One of the basic tenets of starting a business or selling a product is to fill a need. According to industry experts, approximately 42 percent of new companies and startups fail because there’s no market need for their products or services. Everyone who does a Facebook marketplace search is looking for a specific product that solves a problem or meets their needs.
But there is another way savvy business owners and marketers have ensured the success of their products. Instead of finding an unfilled niche in a crowded marketplace, why not create the need in the first place? This cunning marketing technique has shaped your world and consumer behavior for decades.
Learn how smart marketers and determined business owners made deodorants, bacon, and coffee a part of American society.
Raising a Stink
Most people you know probably apply some deodorant before leaving the house. It’s normal to find a can of antiperspirant or a stick of lemon deodorant in someone’s medicine cabinet. The global market for deodorants is expected to reach more than $35 billion in value in as little as two years. These products line the shelves of groceries and drugstores all over the world. But a little over a century ago, they were unheard of.
One of the first commercial brands of deodorant was Odorono, a name combining Odor and “oh no!” The company was founded and owned by Cincinnati native Edna Murphey. However, people didn’t consider perspiration a problem and just covered up body odor with copious amounts of perfume. Murphey teamed up with copywriter James Webb Young to create a need.
Using an advertising storm, Young and Murphey painted excessive perspiration as something to be embarrassed about. When doctors denounced her product as harmful, Murphey had them conduct tests to prove it was safe to use. More importantly, she and Young broached the topic of female body odor in the popular publication the “Ladies’ Home Journal.” Although the ad outraged many, deodorant sales skyrocketed following the campaign and established deodorants as a body grooming must-have.
Aching for Some Bacon
When you think about the perfect breakfast, what do you see on your plate? A lot of people would probably say scrambled eggs, toast, and a side of well-cooked bacon. The average American will eat approximately 18 pounds of bacon or almost the same weight as a car tire. But Americans have only been eating bacon as a breakfast food for barely a century.
Before bacon and eggs became the standard components of breakfast, Americans would eat gruel, porridge, and maybe sausages in the morning. Sometimes people would only eat plain toast and get to work. That all changed thanks to Beech-Nut Packing. The company made money on packaging pork, and bacon was one of their main products. But they learned their sales were slipping. To bolster their sales, they hired Edward Bernays, a pioneer in public relations and Sigmund Freud’s nephew.
Bernays asked a doctor which was better for people: a hearty meal with eggs and bacon or a smaller, less satiating meal. When the doctor said a hearty meal was better, Bernays repeated the same admittedly misleading question to 5,000 more doctors and advertised bacon as part of a healthy breakfast. The media picked up the story, and it spread like wildfire across the country, turning bacon into a breakfast essential.
Taking a Break
Coffee is ubiquitous in a workplace setting.
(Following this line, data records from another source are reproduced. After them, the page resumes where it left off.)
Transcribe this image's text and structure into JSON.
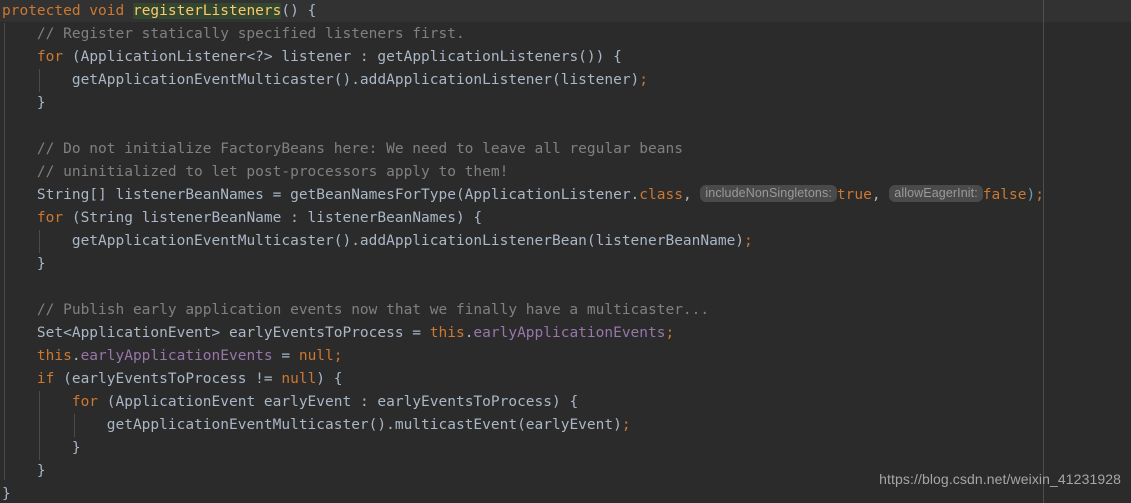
{
  "editor": {
    "theme": "Darcula",
    "background_color": "#2b2b2b",
    "caret_line_color": "#323232",
    "margin_guide_x": 1043,
    "colors": {
      "keyword": "#cc7832",
      "plain": "#a9b7c6",
      "method_declaration": "#ffc66d",
      "comment": "#808080",
      "field": "#9876aa",
      "paren": "#6a9fb5",
      "hint_background": "#4a4a4a",
      "hint_text": "#9a9a9a",
      "caret_identifier_highlight": "#32472f",
      "indent_guide": "#4b4b4b",
      "watermark": "#a6a6a6"
    }
  },
  "watermark": {
    "text": "https://blog.csdn.net/weixin_41231928"
  },
  "code": {
    "language": "java",
    "method_name": "registerListeners",
    "lines": [
      {
        "n": 1,
        "indent": 0,
        "text": "protected void registerListeners() {"
      },
      {
        "n": 2,
        "indent": 1,
        "text": "// Register statically specified listeners first."
      },
      {
        "n": 3,
        "indent": 1,
        "text": "for (ApplicationListener<?> listener : getApplicationListeners()) {"
      },
      {
        "n": 4,
        "indent": 2,
        "text": "getApplicationEventMulticaster().addApplicationListener(listener);"
      },
      {
        "n": 5,
        "indent": 1,
        "text": "}"
      },
      {
        "n": 6,
        "indent": 0,
        "text": ""
      },
      {
        "n": 7,
        "indent": 1,
        "text": "// Do not initialize FactoryBeans here: We need to leave all regular beans"
      },
      {
        "n": 8,
        "indent": 1,
        "text": "// uninitialized to let post-processors apply to them!"
      },
      {
        "n": 9,
        "indent": 1,
        "text": "String[] listenerBeanNames = getBeanNamesForType(ApplicationListener.class, true, false);"
      },
      {
        "n": 10,
        "indent": 1,
        "text": "for (String listenerBeanName : listenerBeanNames) {"
      },
      {
        "n": 11,
        "indent": 2,
        "text": "getApplicationEventMulticaster().addApplicationListenerBean(listenerBeanName);"
      },
      {
        "n": 12,
        "indent": 1,
        "text": "}"
      },
      {
        "n": 13,
        "indent": 0,
        "text": ""
      },
      {
        "n": 14,
        "indent": 1,
        "text": "// Publish early application events now that we finally have a multicaster..."
      },
      {
        "n": 15,
        "indent": 1,
        "text": "Set<ApplicationEvent> earlyEventsToProcess = this.earlyApplicationEvents;"
      },
      {
        "n": 16,
        "indent": 1,
        "text": "this.earlyApplicationEvents = null;"
      },
      {
        "n": 17,
        "indent": 1,
        "text": "if (earlyEventsToProcess != null) {"
      },
      {
        "n": 18,
        "indent": 2,
        "text": "for (ApplicationEvent earlyEvent : earlyEventsToProcess) {"
      },
      {
        "n": 19,
        "indent": 3,
        "text": "getApplicationEventMulticaster().multicastEvent(earlyEvent);"
      },
      {
        "n": 20,
        "indent": 2,
        "text": "}"
      },
      {
        "n": 21,
        "indent": 1,
        "text": "}"
      },
      {
        "n": 22,
        "indent": 0,
        "text": "}"
      }
    ],
    "parameter_hints": [
      {
        "label": "includeNonSingletons:",
        "value": "true",
        "line": 9
      },
      {
        "label": "allowEagerInit:",
        "value": "false",
        "line": 9
      }
    ],
    "tokens": {
      "l1": {
        "a": "protected",
        "b": " void ",
        "c": "registerListeners",
        "d": "() {"
      },
      "l2": {
        "a": "// Register statically specified listeners first."
      },
      "l3": {
        "a": "for",
        "b": " (ApplicationListener<?> listener : getApplicationListeners())",
        "c": " {"
      },
      "l4": {
        "a": "getApplicationEventMulticaster().addApplicationListener(listener)",
        "b": ";"
      },
      "l5": {
        "a": "}"
      },
      "l7": {
        "a": "// Do not initialize FactoryBeans here: We need to leave all regular beans"
      },
      "l8": {
        "a": "// uninitialized to let post-processors apply to them!"
      },
      "l9": {
        "a": "String[] listenerBeanNames = getBeanNamesForType(ApplicationListener.",
        "b": "class",
        "c": ", ",
        "d": "includeNonSingletons:",
        "e": "true",
        "f": ", ",
        "g": "allowEagerInit:",
        "h": "false",
        "i": ")",
        "j": ";"
      },
      "l10": {
        "a": "for",
        "b": " (String listenerBeanName : listenerBeanNames)",
        "c": " {"
      },
      "l11": {
        "a": "getApplicationEventMulticaster().addApplicationListenerBean(listenerBeanName)",
        "b": ";"
      },
      "l12": {
        "a": "}"
      },
      "l14": {
        "a": "// Publish early application events now that we finally have a multicaster..."
      },
      "l15": {
        "a": "Set<ApplicationEvent> earlyEventsToProcess = ",
        "b": "this",
        "c": ".",
        "d": "earlyApplicationEvents",
        "e": ";"
      },
      "l16": {
        "a": "this",
        "b": ".",
        "c": "earlyApplicationEvents",
        "d": " = ",
        "e": "null",
        "f": ";"
      },
      "l17": {
        "a": "if",
        "b": " (earlyEventsToProcess != ",
        "c": "null",
        "d": ") {"
      },
      "l18": {
        "a": "for",
        "b": " (ApplicationEvent earlyEvent : earlyEventsToProcess)",
        "c": " {"
      },
      "l19": {
        "a": "getApplicationEventMulticaster().multicastEvent(earlyEvent)",
        "b": ";"
      },
      "l20": {
        "a": "}"
      },
      "l21": {
        "a": "}"
      },
      "l22": {
        "a": "}"
      }
    }
  }
}
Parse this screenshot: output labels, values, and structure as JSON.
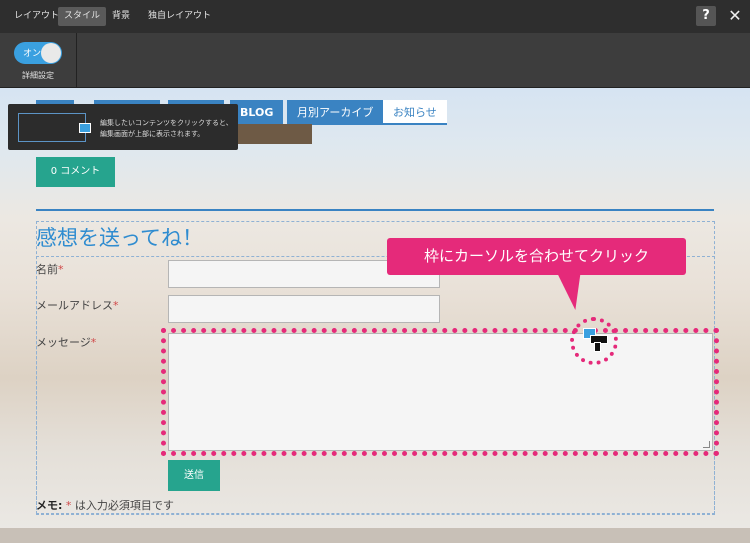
{
  "topbar": {
    "tabs": [
      {
        "label": "レイアウト",
        "active": false
      },
      {
        "label": "スタイル",
        "active": true
      },
      {
        "label": "背景",
        "active": false
      },
      {
        "label": "独自レイアウト",
        "active": false
      }
    ],
    "help_label": "?",
    "close_label": "✕"
  },
  "toolbar": {
    "toggle_text": "オン",
    "toggle_label": "詳細設定"
  },
  "nav": {
    "items": [
      "BLOG",
      "月別アーカイブ",
      "お知らせ"
    ]
  },
  "tooltip": {
    "line1": "編集したいコンテンツをクリックすると、",
    "line2": "編集画面が上部に表示されます。"
  },
  "comment_button": "0 コメント",
  "form": {
    "title": "感想を送ってね！",
    "name_label": "名前",
    "email_label": "メールアドレス",
    "message_label": "メッセージ",
    "required_mark": "*",
    "submit_label": "送信",
    "memo_prefix": "メモ:",
    "memo_mark": "*",
    "memo_text": " は入力必須項目です"
  },
  "callout": {
    "text": "枠にカーソルを合わせてクリック"
  },
  "colors": {
    "accent_blue": "#3a83c2",
    "teal": "#26a48e",
    "highlight_pink": "#e52a7a"
  }
}
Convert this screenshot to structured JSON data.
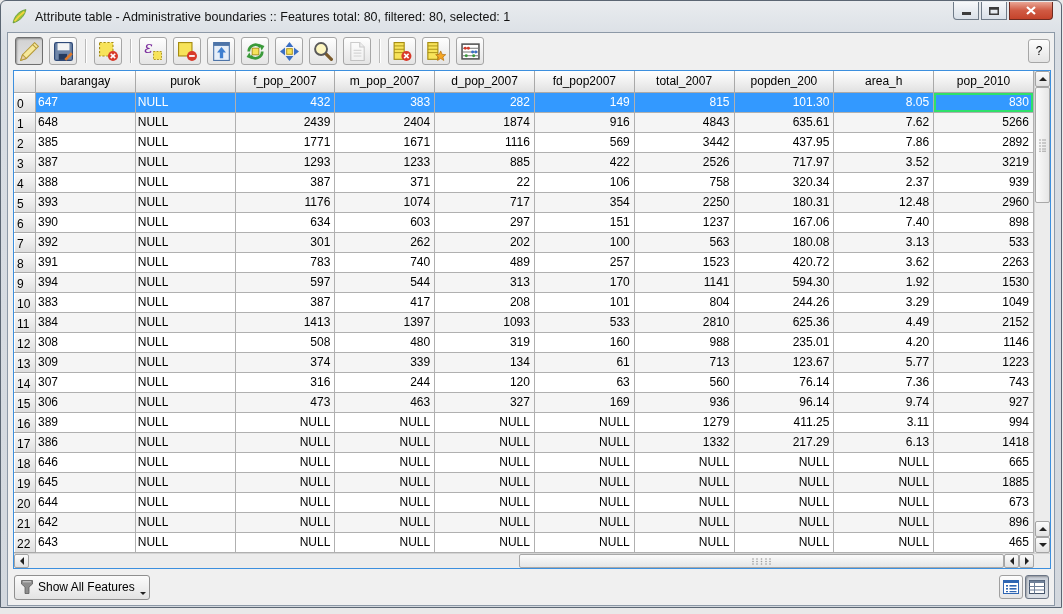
{
  "window": {
    "title": "Attribute table - Administrative boundaries :: Features total: 80, filtered: 80, selected: 1"
  },
  "toolbar": {
    "groups": [
      {
        "buttons": [
          {
            "kind": "pencil",
            "pressed": true,
            "disabled": false
          },
          {
            "kind": "floppy",
            "pressed": false,
            "disabled": false
          }
        ]
      },
      {
        "buttons": [
          {
            "kind": "square-x",
            "pressed": false,
            "disabled": false
          }
        ]
      },
      {
        "buttons": [
          {
            "kind": "expression",
            "symbol": "ε",
            "pressed": false,
            "disabled": false
          },
          {
            "kind": "square-minus",
            "pressed": false,
            "disabled": false
          },
          {
            "kind": "arrow-up",
            "pressed": false,
            "disabled": false
          },
          {
            "kind": "cycle",
            "pressed": false,
            "disabled": false
          },
          {
            "kind": "four-arrows",
            "pressed": false,
            "disabled": false
          },
          {
            "kind": "magnifier",
            "pressed": false,
            "disabled": false
          },
          {
            "kind": "page",
            "pressed": false,
            "disabled": true
          }
        ]
      },
      {
        "buttons": [
          {
            "kind": "column-x",
            "pressed": false,
            "disabled": false
          },
          {
            "kind": "column-star",
            "pressed": false,
            "disabled": false
          },
          {
            "kind": "abacus",
            "pressed": false,
            "disabled": false
          }
        ]
      }
    ],
    "help": "?"
  },
  "table": {
    "columns": [
      {
        "name": "barangay",
        "kind": "text",
        "current": false
      },
      {
        "name": "purok",
        "kind": "text",
        "current": false
      },
      {
        "name": "f_pop_2007",
        "kind": "number",
        "current": false
      },
      {
        "name": "m_pop_2007",
        "kind": "number",
        "current": false
      },
      {
        "name": "d_pop_2007",
        "kind": "number",
        "current": false
      },
      {
        "name": "fd_pop2007",
        "kind": "number",
        "current": false
      },
      {
        "name": "total_2007",
        "kind": "number",
        "current": false
      },
      {
        "name": "popden_200",
        "kind": "number",
        "current": false
      },
      {
        "name": "area_h",
        "kind": "number",
        "current": false
      },
      {
        "name": "pop_2010",
        "kind": "number",
        "current": true
      }
    ],
    "rows": [
      {
        "number": "0",
        "selected": true,
        "current": true,
        "cells": [
          "647",
          "NULL",
          "432",
          "383",
          "282",
          "149",
          "815",
          "101.30",
          "8.05",
          "830"
        ]
      },
      {
        "number": "1",
        "selected": false,
        "current": false,
        "cells": [
          "648",
          "NULL",
          "2439",
          "2404",
          "1874",
          "916",
          "4843",
          "635.61",
          "7.62",
          "5266"
        ]
      },
      {
        "number": "2",
        "selected": false,
        "current": false,
        "cells": [
          "385",
          "NULL",
          "1771",
          "1671",
          "1116",
          "569",
          "3442",
          "437.95",
          "7.86",
          "2892"
        ]
      },
      {
        "number": "3",
        "selected": false,
        "current": false,
        "cells": [
          "387",
          "NULL",
          "1293",
          "1233",
          "885",
          "422",
          "2526",
          "717.97",
          "3.52",
          "3219"
        ]
      },
      {
        "number": "4",
        "selected": false,
        "current": false,
        "cells": [
          "388",
          "NULL",
          "387",
          "371",
          "22",
          "106",
          "758",
          "320.34",
          "2.37",
          "939"
        ]
      },
      {
        "number": "5",
        "selected": false,
        "current": false,
        "cells": [
          "393",
          "NULL",
          "1176",
          "1074",
          "717",
          "354",
          "2250",
          "180.31",
          "12.48",
          "2960"
        ]
      },
      {
        "number": "6",
        "selected": false,
        "current": false,
        "cells": [
          "390",
          "NULL",
          "634",
          "603",
          "297",
          "151",
          "1237",
          "167.06",
          "7.40",
          "898"
        ]
      },
      {
        "number": "7",
        "selected": false,
        "current": false,
        "cells": [
          "392",
          "NULL",
          "301",
          "262",
          "202",
          "100",
          "563",
          "180.08",
          "3.13",
          "533"
        ]
      },
      {
        "number": "8",
        "selected": false,
        "current": false,
        "cells": [
          "391",
          "NULL",
          "783",
          "740",
          "489",
          "257",
          "1523",
          "420.72",
          "3.62",
          "2263"
        ]
      },
      {
        "number": "9",
        "selected": false,
        "current": false,
        "cells": [
          "394",
          "NULL",
          "597",
          "544",
          "313",
          "170",
          "1141",
          "594.30",
          "1.92",
          "1530"
        ]
      },
      {
        "number": "10",
        "selected": false,
        "current": false,
        "cells": [
          "383",
          "NULL",
          "387",
          "417",
          "208",
          "101",
          "804",
          "244.26",
          "3.29",
          "1049"
        ]
      },
      {
        "number": "11",
        "selected": false,
        "current": false,
        "cells": [
          "384",
          "NULL",
          "1413",
          "1397",
          "1093",
          "533",
          "2810",
          "625.36",
          "4.49",
          "2152"
        ]
      },
      {
        "number": "12",
        "selected": false,
        "current": false,
        "cells": [
          "308",
          "NULL",
          "508",
          "480",
          "319",
          "160",
          "988",
          "235.01",
          "4.20",
          "1146"
        ]
      },
      {
        "number": "13",
        "selected": false,
        "current": false,
        "cells": [
          "309",
          "NULL",
          "374",
          "339",
          "134",
          "61",
          "713",
          "123.67",
          "5.77",
          "1223"
        ]
      },
      {
        "number": "14",
        "selected": false,
        "current": false,
        "cells": [
          "307",
          "NULL",
          "316",
          "244",
          "120",
          "63",
          "560",
          "76.14",
          "7.36",
          "743"
        ]
      },
      {
        "number": "15",
        "selected": false,
        "current": false,
        "cells": [
          "306",
          "NULL",
          "473",
          "463",
          "327",
          "169",
          "936",
          "96.14",
          "9.74",
          "927"
        ]
      },
      {
        "number": "16",
        "selected": false,
        "current": false,
        "cells": [
          "389",
          "NULL",
          "NULL",
          "NULL",
          "NULL",
          "NULL",
          "1279",
          "411.25",
          "3.11",
          "994"
        ]
      },
      {
        "number": "17",
        "selected": false,
        "current": false,
        "cells": [
          "386",
          "NULL",
          "NULL",
          "NULL",
          "NULL",
          "NULL",
          "1332",
          "217.29",
          "6.13",
          "1418"
        ]
      },
      {
        "number": "18",
        "selected": false,
        "current": false,
        "cells": [
          "646",
          "NULL",
          "NULL",
          "NULL",
          "NULL",
          "NULL",
          "NULL",
          "NULL",
          "NULL",
          "665"
        ]
      },
      {
        "number": "19",
        "selected": false,
        "current": false,
        "cells": [
          "645",
          "NULL",
          "NULL",
          "NULL",
          "NULL",
          "NULL",
          "NULL",
          "NULL",
          "NULL",
          "1885"
        ]
      },
      {
        "number": "20",
        "selected": false,
        "current": false,
        "cells": [
          "644",
          "NULL",
          "NULL",
          "NULL",
          "NULL",
          "NULL",
          "NULL",
          "NULL",
          "NULL",
          "673"
        ]
      },
      {
        "number": "21",
        "selected": false,
        "current": false,
        "cells": [
          "642",
          "NULL",
          "NULL",
          "NULL",
          "NULL",
          "NULL",
          "NULL",
          "NULL",
          "NULL",
          "896"
        ]
      },
      {
        "number": "22",
        "selected": false,
        "current": false,
        "cells": [
          "643",
          "NULL",
          "NULL",
          "NULL",
          "NULL",
          "NULL",
          "NULL",
          "NULL",
          "NULL",
          "465"
        ]
      }
    ]
  },
  "bottom_bar": {
    "filter_button": "Show All Features",
    "view_buttons": [
      {
        "kind": "form",
        "selected": false
      },
      {
        "kind": "table",
        "selected": true
      }
    ]
  }
}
Multiple surveys and studies have revealed how intertwined coffee is to everyday life. Approximately 64 percent of adults in the U.S. guzzle an average of 3.1 cups of coffee every day. That means the country consumes a little over 146 billion cups of coffee annually. But in the 50s, coffee was declining in popularity.
To address this decline, and falling profits, coffee companies in the U.S. allied with coffee-exporting countries in South America. This alliance, called the Pan-American Coffee Bureau, brought in John B. Watson, a respected sociologist at Johns Hopkins University. Watson sought to link coffee drinking with leisure time, and so he launched the idea of the “coffee break.”
The idea was to attract people to coffee drinking with a pleasurable concept: not working during work hours. His campaign enforced the idea that coffee is the drink of choice during a break. In a few years, many companies were giving their employees short breaks during the day, during which they sipped coffee. And thus, a new American tradition was born.
Determination is a vital trait for a business owner, but so is creativity. If your product or service is as useful as you think, you need to have the perseverance to stand by it and the imagination to make it the next big thing.